We caught up this week with Shinola's creative director Daniel Caudill to find out what went into creating a place which evokes both the spirit and history of old Detroit, combined with the inviting and energetic vibe that seems so palpable in the new one.
"As a multi-brand store, it was our goal to make sure the store aesthetic was cohesive," Caudill says. "At the same time our team worked with each brand to help evoke what they are and represent, so Steven Alan looks and feels like Steven Alan, and the same goes for our other anchor and featured brands."
"My favorite part of the space is the wooden fixture system I worked on with a local designer. It allows the space to be really flexible, incorporating lighting into the fixture design," says Caudill.
"We want people to come see Willys, and hang out," he says. And that shouldn't be too difficult a task. Soon, the local cold-pressed juice company DROUGHT will relocate its retail space from the Shinola store to Willys.
"The store features exposed rafters and a weathered brick wall, and even an old service motor chain still in the rafters," Caudill explains. "Much like we did with the Shinola flagship store...we wanted to keep the historic elements of the space."

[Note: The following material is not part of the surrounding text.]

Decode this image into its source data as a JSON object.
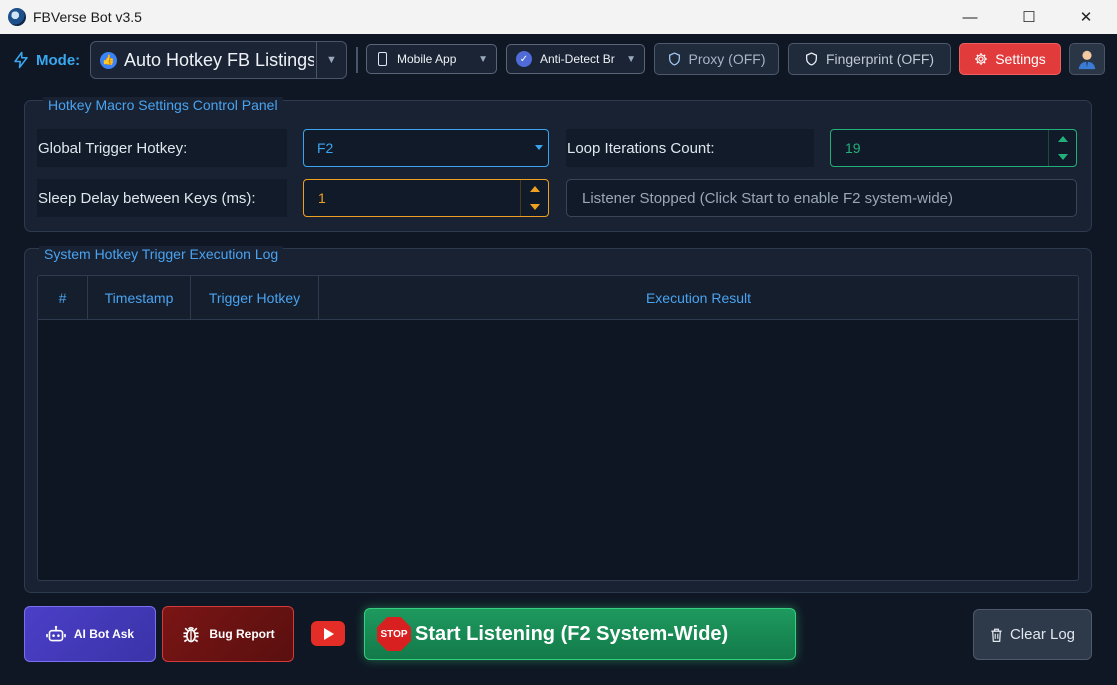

The city may have an uphill climb ahead, but it's places like this that should provide the catalyst for the resurgence. Judging by how much the Shinola team's been able to accomplish in its relatively short tenure, the future is bright.
Joe McGauley is a senior editor at Supercompressor. He's eager to learn what else Shinola has up its sleeve for Detroit.